Missions is not the ultimate goal of the church. Worship is. Missions exists because worship doesn’t.
John Piper

We’ve been preaching through the book of Acts on and off for the last 18 months. This morning is the fortieth sermon on our way to a total of forty-nine sermons throughout the book. We’ve talked lately about each week looking for the biggest, most clear, most significant aspects of the book and preaching about them.

While our preaching pastors have repeatedly called our attention to the good news of the sovereignty of the risen and ascended Lord Jesus Christ who extends grace and mercy to his people and builds his church through preaching and sacrificial deeds of mercy, and while we have repeatedly spoken of the joy and urgency to share this good-news message with others in our lives—friends, family, neighbors, co-workers, and so on—we have missed singing a note that the book of Acts sings: this God who lives and loves and reigns, is God of the nations.

Just in our passage from last week, Acts 20:1–16, we read of 20 different cities and regions from several nations: Macedonia, Greece, Syria, Macedonia (again), Berea, Thessalonica, Derbe, Asia, Troas, Philippi, Troas (again), Assos, Assos (again), Mitylene, Chios, Samos, Miletus, Ephesus, Asia (again), and Jerusalem.

In forty sermons we have not directly addressed the cross-cultural missionary zeal and pattern that seeks to take the gospel across the borders of nations for the joy of the nations. This has been an oversight on my part. And I’m sorry. I’d like to highlight this theme now in a short prayer.

Would you bow your heads and pray with me?

Heavenly Father, we believe, as Paul preached in Acts 17 that you are the God who made the world and everything in it. We believe that, being Lord of heaven and earth, you do not live in temples made by man. We believe that you are not served by human hands, as though you needed anything since you yourself give to all mankind life and breath and everything. And we believe that from one man you made every nation to live on all the face of the earth and that you determined allotted periods and the boundaries of our dwelling place with the purpose that we—the nations of the earth, the people of your creation—should seek you, our God and Creator, that we should feel our way toward you by observing your power and might and majesty and find you because you are not far from each one of us (cf. Acts 17:24–27).

Heavenly Father, we praise you that you are the type of God whose mercy triumphs over your wrath (James 2:13). We thank you that when Adam and Eve sinned against you, you went looking for them. “Adam, where are you?” you said (Gen. 3:9).

We thank you that this missionary zeal climaxed in your messiah, our messiah, the person of Jesus Christ, who went looking for lost sheep and tells us he came “to seek and save the lost” (Luke 19:10).

We thank you that this rescue mission includes anyone and everyone who would want to find joy and gladness in you.

And we ask that you would make us, your people, to embody your missionary zeal, your passion to reach not only our friends, our family, our neighbors, our co-workers, and our enemies but the nations of the world.

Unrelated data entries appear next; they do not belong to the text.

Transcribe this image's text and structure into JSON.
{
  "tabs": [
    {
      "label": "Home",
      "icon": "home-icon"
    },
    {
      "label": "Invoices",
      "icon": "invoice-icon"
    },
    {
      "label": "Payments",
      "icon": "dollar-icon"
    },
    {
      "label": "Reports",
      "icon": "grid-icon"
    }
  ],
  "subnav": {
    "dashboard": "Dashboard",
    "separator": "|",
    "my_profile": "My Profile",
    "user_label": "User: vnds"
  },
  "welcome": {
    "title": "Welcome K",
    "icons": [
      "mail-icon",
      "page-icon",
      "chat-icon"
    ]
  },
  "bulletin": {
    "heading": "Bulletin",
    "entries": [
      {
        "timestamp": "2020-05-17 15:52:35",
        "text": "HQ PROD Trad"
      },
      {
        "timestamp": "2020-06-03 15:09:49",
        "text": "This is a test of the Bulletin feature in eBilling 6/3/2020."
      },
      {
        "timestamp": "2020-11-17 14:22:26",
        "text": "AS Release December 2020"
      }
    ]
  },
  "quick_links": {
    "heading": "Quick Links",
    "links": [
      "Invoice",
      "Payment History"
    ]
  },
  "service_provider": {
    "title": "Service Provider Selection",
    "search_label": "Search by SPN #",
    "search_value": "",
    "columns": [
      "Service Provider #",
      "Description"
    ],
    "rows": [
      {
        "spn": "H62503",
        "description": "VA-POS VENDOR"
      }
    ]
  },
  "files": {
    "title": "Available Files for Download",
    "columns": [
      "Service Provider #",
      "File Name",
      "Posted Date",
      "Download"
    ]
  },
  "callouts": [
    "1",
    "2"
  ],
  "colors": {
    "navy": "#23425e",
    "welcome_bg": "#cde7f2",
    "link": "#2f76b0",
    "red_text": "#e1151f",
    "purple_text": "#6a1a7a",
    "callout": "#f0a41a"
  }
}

Fill us with white-hot worship for the sake of your name among the nations.

We pray for our speaker today, a long-time missionary and member of our church. That you would fill him with your Holy Spirit and our hearts with a readiness to receive from you.

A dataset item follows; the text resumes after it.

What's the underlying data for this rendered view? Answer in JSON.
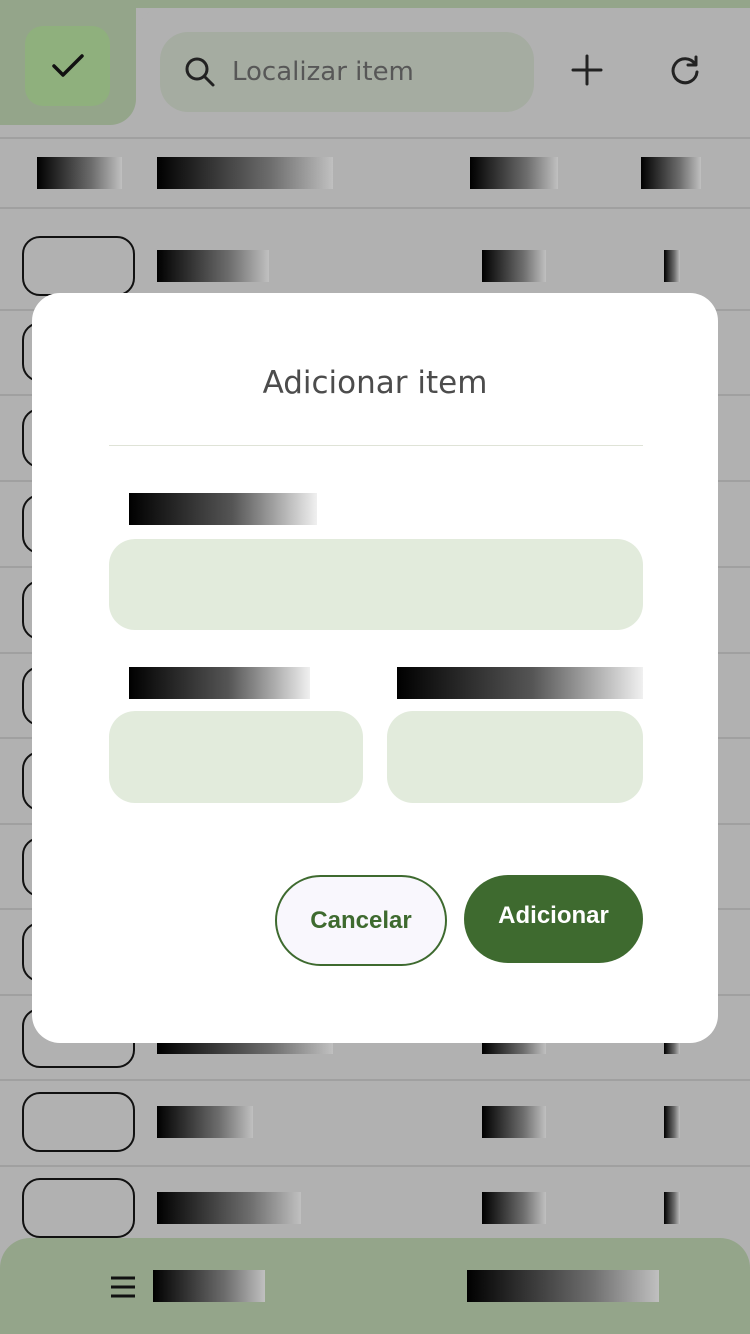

We pray all of this in the name and power and authority of the Lord Jesus Christ. Amen.

Benjamin Vrbicek

Benjamin and his wife Brooke have six children. Benjamin enjoys reading, wrestling with his children, dating his wife, eating at Chipotle, and riding his bicycle in the early hours of the morning. He earned a degree in mechanical engineering from the University of Missouri and a masters in divinity from Covenant Theological Seminary. He is a teaching pastor at Community Evangelical Free Church in Harrisburg, PA. He has written for Desiring God, The Gospel Coalition, and For The Church. He is the managing editor for Gospel-Centered Discipleship and a member of the Gospel-Centered Discipleship Writers’ Guild.